A defined contribution plan is a pension plan in which the employer agree to contribute a fixed amount to the employees account.
The money will accumulate based on the level of contributions, time invested and investment returns. The Income at retirement is based on the fund value and decisions of the employee. The employer agrees to the contribution amount only.
Defined contributions pension plans are a non taxable benefit which make them quite attractive in higher WCB industries and offer a level of creditor protection that is superior to the RRSP structures.
Employee contributions are a tax deductible expense to them and all money inside the plan grows tax sheltered until it is turned into a income or withdrawn.
Defined Contribution Pension Plans Frequently Asked Questions
A Employer sponsored pension plan in which the employer promises to contribute a set amount usually a percentage of income. Plans can start at 1 % of income. The words pension plan sometimes scare off companies but the only promise is the contribution.

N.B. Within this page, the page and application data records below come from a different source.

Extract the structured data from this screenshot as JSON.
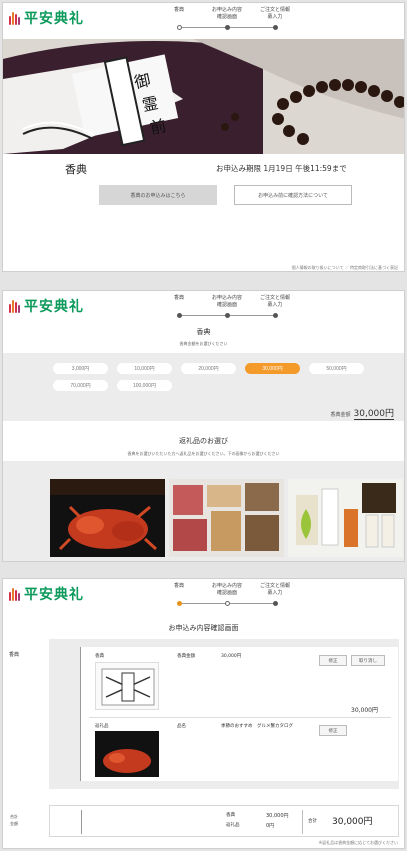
{
  "brand": {
    "name": "平安典礼",
    "color": "#0c9a5c"
  },
  "steps": [
    {
      "label": "香典"
    },
    {
      "label": "お申込み内容\n確認画面"
    },
    {
      "label": "ご注文と情報\n募入力"
    }
  ],
  "panel1": {
    "title": "香典",
    "deadline": "お申込み期限 1月19日 午後11:59まで",
    "btn_primary": "香典のお申込みはこちら",
    "btn_secondary": "お申込み前に確認方法について",
    "footer": "個人情報の取り扱いについて ／ 特定商取引法に基づく表記"
  },
  "panel2": {
    "title": "香典",
    "subtitle": "香典金額をお選びください",
    "amounts": [
      "3,000円",
      "10,000円",
      "20,000円",
      "30,000円",
      "50,000円",
      "70,000円",
      "100,000円"
    ],
    "selected_amount": "30,000円",
    "total_label": "香典金額",
    "total_value": "30,000円",
    "gifts_title": "返礼品のお選び",
    "gifts_sub": "香典をお選びいただいた方へ返礼品をお選びください。下の画像からお選びください"
  },
  "panel3": {
    "title": "お申込み内容確認画面",
    "koden_label": "香典",
    "item1": {
      "name": "香典",
      "amount_label": "香典金額",
      "amount": "30,000円",
      "edit": "修正",
      "delete": "取り消し"
    },
    "item2": {
      "name": "返礼品",
      "label": "品名",
      "desc": "季節のおすすめ　グルメ蟹カタログ",
      "edit": "修正"
    },
    "sub_value": "30,000円",
    "sum_label": "合計\n金額",
    "summary_label1": "香典",
    "summary_value1": "30,000円",
    "summary_label2": "返礼品",
    "summary_value2": "0円",
    "grand_label": "合計",
    "grand_total": "30,000円",
    "footer": "※返礼品は香典金額に応じてお選びください"
  }
}
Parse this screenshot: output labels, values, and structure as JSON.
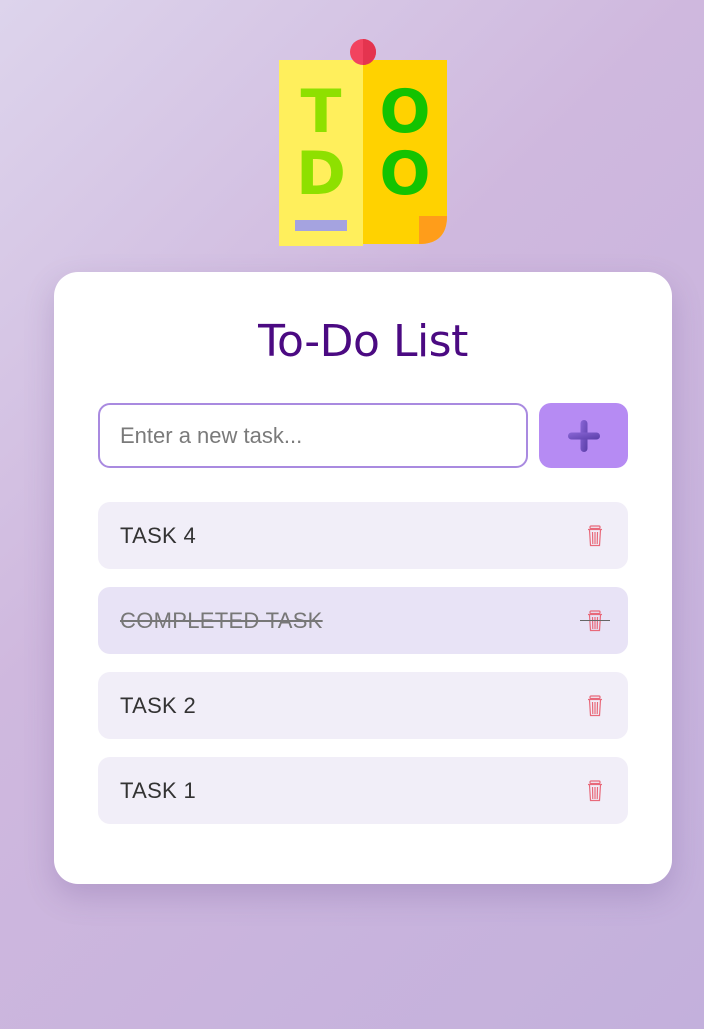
{
  "logo": {
    "letters": [
      "T",
      "O",
      "D",
      "O"
    ],
    "icon": "todo-note-icon"
  },
  "title": "To-Do List",
  "input": {
    "placeholder": "Enter a new task...",
    "value": ""
  },
  "add_button": {
    "icon": "plus-icon"
  },
  "tasks": [
    {
      "text": "TASK 4",
      "completed": false
    },
    {
      "text": "COMPLETED TASK",
      "completed": true
    },
    {
      "text": "TASK 2",
      "completed": false
    },
    {
      "text": "TASK 1",
      "completed": false
    }
  ],
  "colors": {
    "title": "#4b0a82",
    "accent": "#b68bf3",
    "input_border": "#a98ae0",
    "delete_icon": "#e8697a",
    "task_bg": "#f1eef8",
    "completed_bg": "#e8e3f6"
  }
}
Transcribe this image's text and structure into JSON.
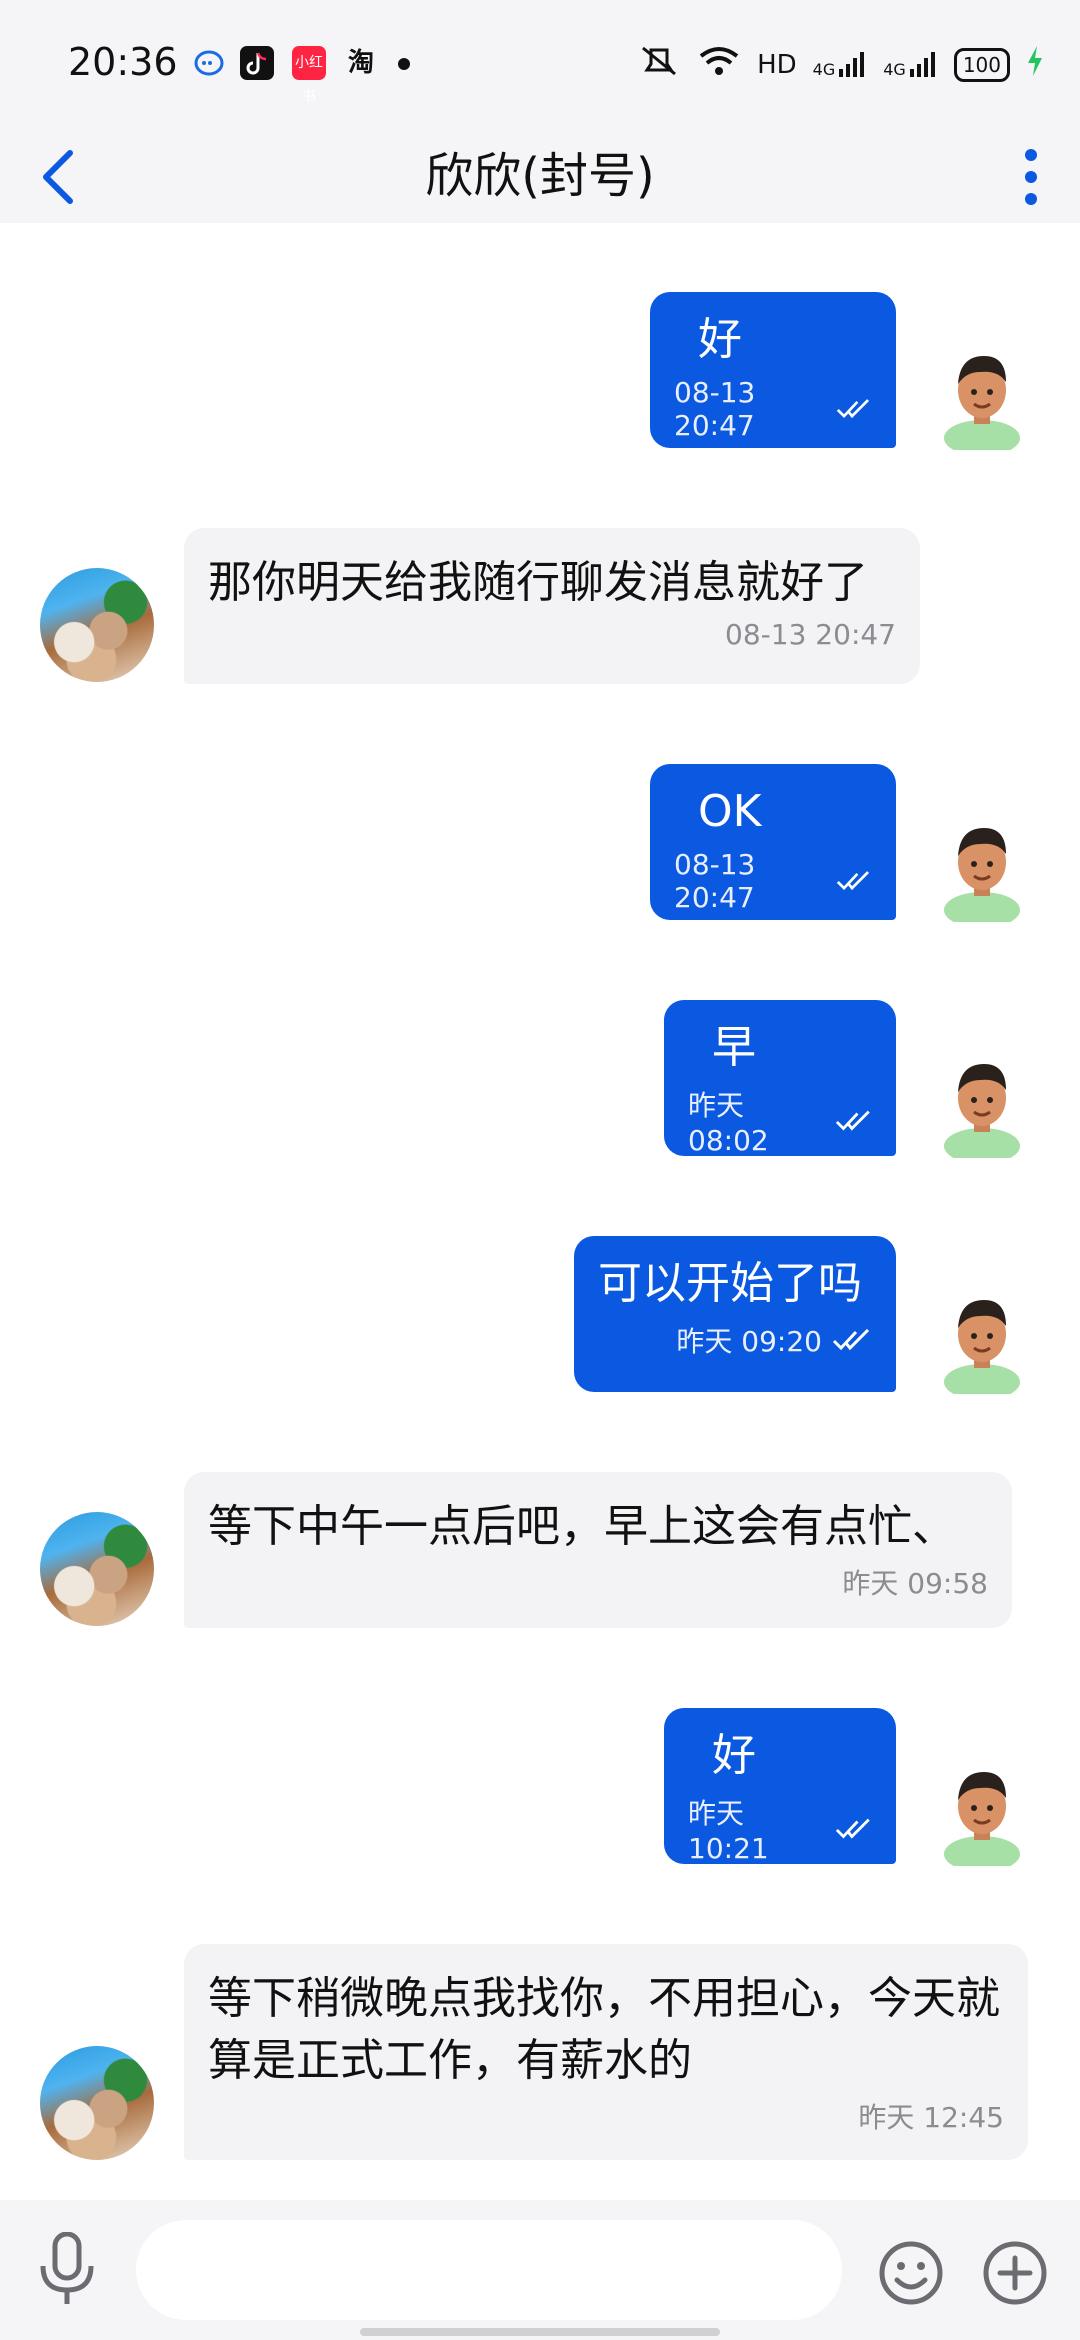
{
  "status_bar": {
    "time": "20:36",
    "app_icons": [
      "message-bubble-icon",
      "tiktok-icon",
      "xiaohongshu-icon",
      "taobao-icon"
    ],
    "app_labels": {
      "xiaohongshu": "小红书",
      "taobao": "淘"
    },
    "network": "HD",
    "signal1": "4G",
    "signal2": "4G",
    "battery": "100"
  },
  "header": {
    "title": "欣欣(封号)"
  },
  "messages": [
    {
      "side": "out",
      "text": "好",
      "time": "08-13 20:47",
      "read": true
    },
    {
      "side": "in",
      "text": "那你明天给我随行聊发消息就好了",
      "time": "08-13 20:47"
    },
    {
      "side": "out",
      "text": "OK",
      "time": "08-13 20:47",
      "read": true
    },
    {
      "side": "out",
      "text": "早",
      "time": "昨天 08:02",
      "read": true
    },
    {
      "side": "out",
      "text": "可以开始了吗",
      "time": "昨天 09:20",
      "read": true
    },
    {
      "side": "in",
      "text": "等下中午一点后吧，早上这会有点忙、",
      "time": "昨天 09:58"
    },
    {
      "side": "out",
      "text": "好",
      "time": "昨天 10:21",
      "read": true
    },
    {
      "side": "in",
      "text": "等下稍微晚点我找你，不用担心，今天就算是正式工作，有薪水的",
      "time": "昨天 12:45"
    }
  ],
  "input": {
    "placeholder": ""
  },
  "colors": {
    "accent": "#0a59e0",
    "bubble_in": "#f3f3f5",
    "bar_bg": "#f5f5f7"
  }
}
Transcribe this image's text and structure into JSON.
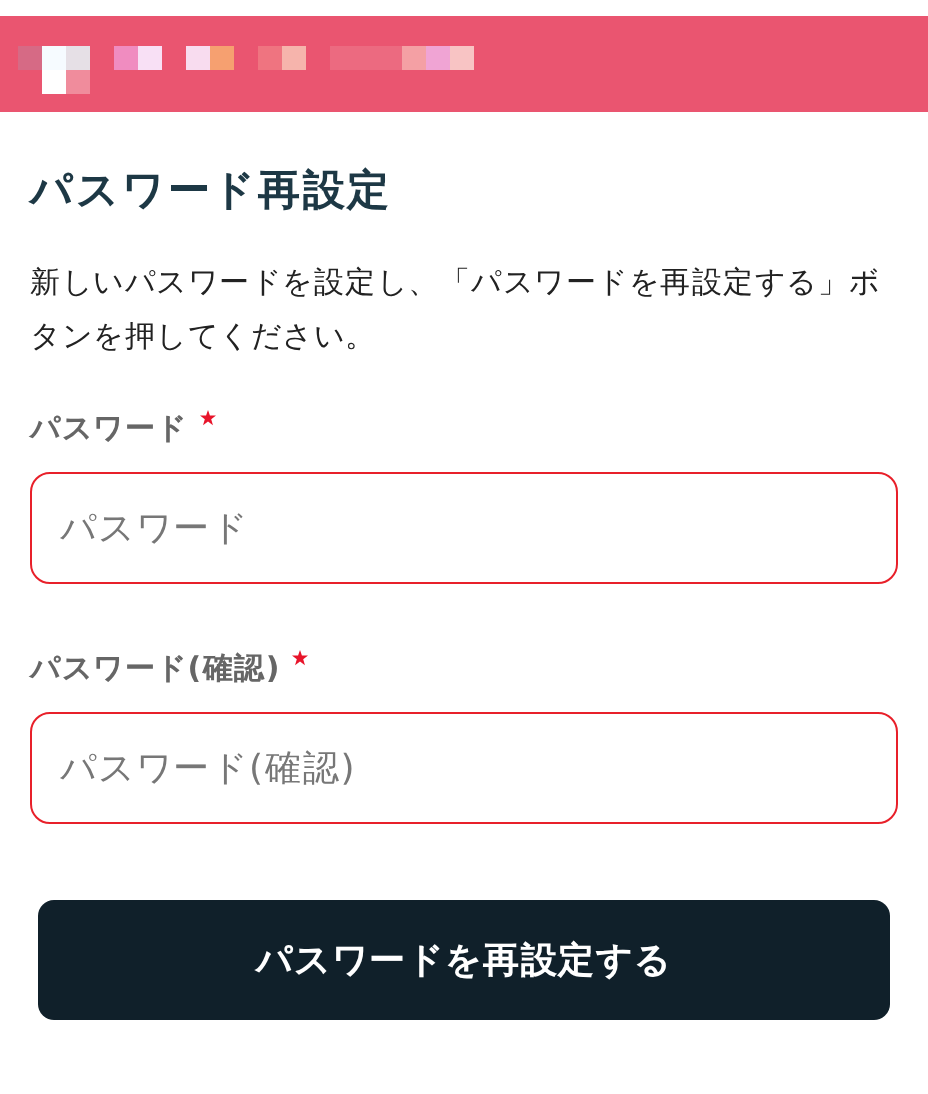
{
  "title": "パスワード再設定",
  "description": "新しいパスワードを設定し、「パスワードを再設定する」ボタンを押してください。",
  "fields": [
    {
      "label": "パスワード",
      "required": true,
      "placeholder": "パスワード",
      "error": true
    },
    {
      "label": "パスワード(確認)",
      "required": true,
      "placeholder": "パスワード(確認)",
      "error": true
    }
  ],
  "submit_button": "パスワードを再設定する"
}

Contributions are a non taxable benefit and not subject to tax. This is a huge feature to the sponsoring employer and employee. While the contribution does reduce the employee contribution room to avoid double dipping it is non taxable income. Employers with high WCB rates enjoy a huge financial advantage over a group RRSP structure.
The employee makes the investment choices from the available offerings inside the plan. The performance of their money, how much is contributed, time in and returns will determine the income the employee receives. Once the money is contributed the employee controls the money.
Generally employees can contribute into the pension plan. Contributions are tax deductible within the context of ones RRSP limit. Employee contribution will be accounted for and tracked on a separate total from employer contributions due to withdrawal rules.
In general no to employer contributions, employee contributions can be withdrawn.
It has been quoted if you want to help your employee save, have a RRSP, if you want to help them save for retirement have a pension plan. This holds true today due to the withdrawal rules. Waves of attacks on this feature are chipping away at this feature though.
The governments make rules on all registered savings programs be it RRSP or pension. With a Defined contribution pension the employer is required to file an annual information return with the pension regulator and there are cash flow reports to file. Group RRSP’s do not have these requirements.
The answer is subjective to what you want to accomplish, your business needs and your personal philosophy around the end retirement goal. Pensions enjoy the non taxable benefit advantage and restrictions on withdrawal making a future retirement income legacy more certain then a RRSP.
The RRSP likely offers more personal liquidity options for the employee along the journey to retirement.